YOUR GOAL: Work through the records that follow and return each line containing the word "الله".

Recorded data
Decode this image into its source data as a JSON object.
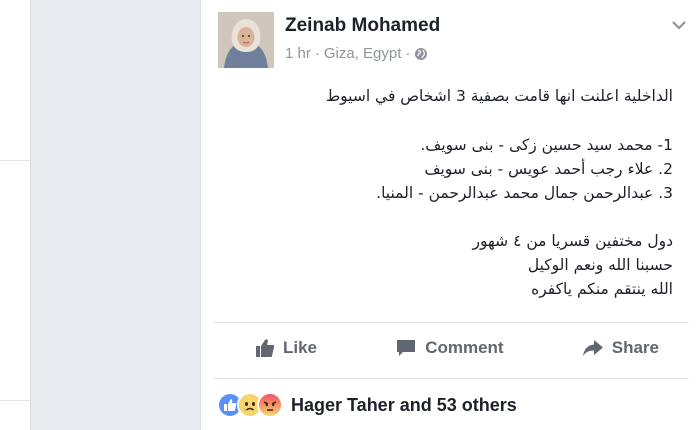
{
  "post": {
    "author": "Zeinab Mohamed",
    "time": "1 hr",
    "location": "Giza, Egypt",
    "separator": "·",
    "lines": [
      "الداخلية اعلنت انها قامت بصفية 3 اشخاص في اسيوط",
      "1- محمد سيد حسين زكى -  بنى سويف.",
      "2. علاء رجب أحمد عويس - بنى سويف",
      "3. عبدالرحمن جمال محمد عبدالرحمن -  المنيا.",
      "دول مختفين قسريا من ٤ شهور",
      "حسبنا الله ونعم الوكيل",
      "الله ينتقم منكم ياكفره"
    ]
  },
  "actions": {
    "like": "Like",
    "comment": "Comment",
    "share": "Share"
  },
  "reactions": {
    "summary": "Hager Taher and 53 others",
    "icons": [
      "like-reaction-icon",
      "sad-reaction-icon",
      "angry-reaction-icon"
    ]
  },
  "colors": {
    "background": "#e9ebee",
    "text": "#1d2129",
    "secondary": "#90949c",
    "action": "#616770",
    "like_blue": "#5890ff",
    "angry_red": "#f25268",
    "sad_yellow": "#f7d56b"
  }
}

RESULT FOR THIS EXERCISE:
      "حسبنا الله ونعم الوكيل",
      "الله ينتقم منكم ياكفره"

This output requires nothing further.